Similar to Mayo, Turner has talent and should get a decent contract down the line, but it will almost certainly be with a different team than the one who drafted him.
Prediction: No extension. Philadelphia will look to trade. If an extension does happen, four years, $26 million.
Utah Jazz: Gordon Hayward
The Utah Jazz might be playing with fire if they let Derrick Favors and Gordon Hayward both hit the market as restricted free agents. Favors might be tougher to keep because of his potential and position, but the Jazz could find value in keeping Hayward, a player who oddly hasn't seen his reputation catch up with his high level of play.
Hayward's minutes have been limited much like Favor's (come on, Tyrone Corbin), but he's shown all the abilities of a complete offensive player. Guys with Hayward's size and skills on the wing don't come around all that often, and like Favors, Hayward should get a bigger chance to put that on display this season.
Extension Comparison: It's a little scary how similar Hayward is to Danilo Gallinari. Both players can shoot from deep and use their great size to draw lots of fouls at the rim, and over their first three seasons, the two small forwards posted a nearly identical PER.
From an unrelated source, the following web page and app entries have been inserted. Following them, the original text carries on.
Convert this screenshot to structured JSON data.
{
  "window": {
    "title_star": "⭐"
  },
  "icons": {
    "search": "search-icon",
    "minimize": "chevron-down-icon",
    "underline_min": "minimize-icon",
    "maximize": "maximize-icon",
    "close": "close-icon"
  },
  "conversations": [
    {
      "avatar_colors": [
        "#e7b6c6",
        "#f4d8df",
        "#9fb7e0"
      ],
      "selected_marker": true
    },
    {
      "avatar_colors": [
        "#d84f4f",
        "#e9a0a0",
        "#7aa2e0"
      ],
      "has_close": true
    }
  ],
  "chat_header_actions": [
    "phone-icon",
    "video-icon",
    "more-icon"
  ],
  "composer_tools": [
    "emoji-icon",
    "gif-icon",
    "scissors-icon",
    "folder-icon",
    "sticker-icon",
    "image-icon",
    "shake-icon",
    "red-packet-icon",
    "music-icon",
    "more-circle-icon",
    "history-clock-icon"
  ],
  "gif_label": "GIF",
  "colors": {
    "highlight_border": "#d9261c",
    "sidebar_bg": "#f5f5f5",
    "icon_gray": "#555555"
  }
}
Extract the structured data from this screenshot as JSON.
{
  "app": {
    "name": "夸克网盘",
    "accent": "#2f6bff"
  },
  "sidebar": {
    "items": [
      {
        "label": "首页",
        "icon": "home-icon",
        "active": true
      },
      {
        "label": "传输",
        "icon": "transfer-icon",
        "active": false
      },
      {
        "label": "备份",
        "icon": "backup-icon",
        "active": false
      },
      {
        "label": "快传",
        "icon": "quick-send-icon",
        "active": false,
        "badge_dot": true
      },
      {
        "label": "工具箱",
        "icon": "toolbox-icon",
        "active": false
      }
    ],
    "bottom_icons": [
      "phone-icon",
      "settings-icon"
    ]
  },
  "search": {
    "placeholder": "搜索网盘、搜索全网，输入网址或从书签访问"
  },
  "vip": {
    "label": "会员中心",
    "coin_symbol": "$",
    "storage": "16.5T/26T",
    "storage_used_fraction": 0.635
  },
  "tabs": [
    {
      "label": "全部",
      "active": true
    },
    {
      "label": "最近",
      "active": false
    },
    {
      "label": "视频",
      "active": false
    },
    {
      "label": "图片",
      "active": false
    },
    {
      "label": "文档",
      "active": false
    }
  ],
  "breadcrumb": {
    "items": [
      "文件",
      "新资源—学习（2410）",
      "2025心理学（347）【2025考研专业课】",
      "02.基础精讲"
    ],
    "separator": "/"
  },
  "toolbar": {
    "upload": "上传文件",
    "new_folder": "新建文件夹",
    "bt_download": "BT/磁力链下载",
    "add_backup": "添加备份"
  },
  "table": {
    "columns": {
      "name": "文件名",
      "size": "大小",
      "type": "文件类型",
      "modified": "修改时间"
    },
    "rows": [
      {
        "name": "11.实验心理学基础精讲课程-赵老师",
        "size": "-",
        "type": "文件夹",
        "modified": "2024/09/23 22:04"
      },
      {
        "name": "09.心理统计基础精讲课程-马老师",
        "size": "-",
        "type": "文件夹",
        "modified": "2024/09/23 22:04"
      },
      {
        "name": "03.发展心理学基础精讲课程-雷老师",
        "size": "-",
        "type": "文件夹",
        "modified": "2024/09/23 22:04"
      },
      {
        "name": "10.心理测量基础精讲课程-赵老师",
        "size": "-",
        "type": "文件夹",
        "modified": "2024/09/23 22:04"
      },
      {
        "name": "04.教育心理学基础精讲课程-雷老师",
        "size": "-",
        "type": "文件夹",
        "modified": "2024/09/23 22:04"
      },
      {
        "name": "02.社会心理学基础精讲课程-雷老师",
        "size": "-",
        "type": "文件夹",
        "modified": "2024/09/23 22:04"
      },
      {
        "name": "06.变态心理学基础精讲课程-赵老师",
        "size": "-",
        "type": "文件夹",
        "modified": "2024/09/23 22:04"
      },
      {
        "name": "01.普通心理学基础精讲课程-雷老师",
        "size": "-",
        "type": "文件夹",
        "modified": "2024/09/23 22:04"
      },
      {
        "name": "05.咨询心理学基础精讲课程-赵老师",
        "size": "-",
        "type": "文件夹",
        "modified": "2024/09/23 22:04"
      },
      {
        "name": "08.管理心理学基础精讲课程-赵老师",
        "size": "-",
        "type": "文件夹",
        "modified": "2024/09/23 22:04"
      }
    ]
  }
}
Gallinari signed a four-year, $42 million dollar extension in 2012, and that seems like a price point both Utah and Hayward should be willing to accept.
Prediction: Hayward signs a four-year, $42 million dollar extension.
Phoenix Suns: Eric Bledsoe
No one's free-agency value hinges more on their performance this season than Eric Bledsoe's. If Bledsoe struggles next to Goran Dragic playing off the ball, his value could take a dive, as very few teams need a starting point guard. If Bledsoe works well with Dragic and is a major factor no matter what position he's at, though, his value in free agency could skyrocket.
It would make sense for the Suns to see what they have with Bledsoe and Dragic together before investing long term, but this might be the last chance to get a player of Bledsoe's ability at a steep discount.
At the same time, Bledsoe could instead decide to bet on himself in free agency and at least attempt to pull down one of the few starting point guard spots available.
Ultimately, there's probably too much unknown on both sides for a committal at this juncture.
Extension Comparison: There really aren't many players in the league quite like Bledsoe, but Tyreke Evans might be a good example for what Bledsoe's deal in free agency could look like as an athletic stud without a true position.
Prediction: No extension. Both sides will wait to see how it plays out. If an extension does happen, four years, $36 million.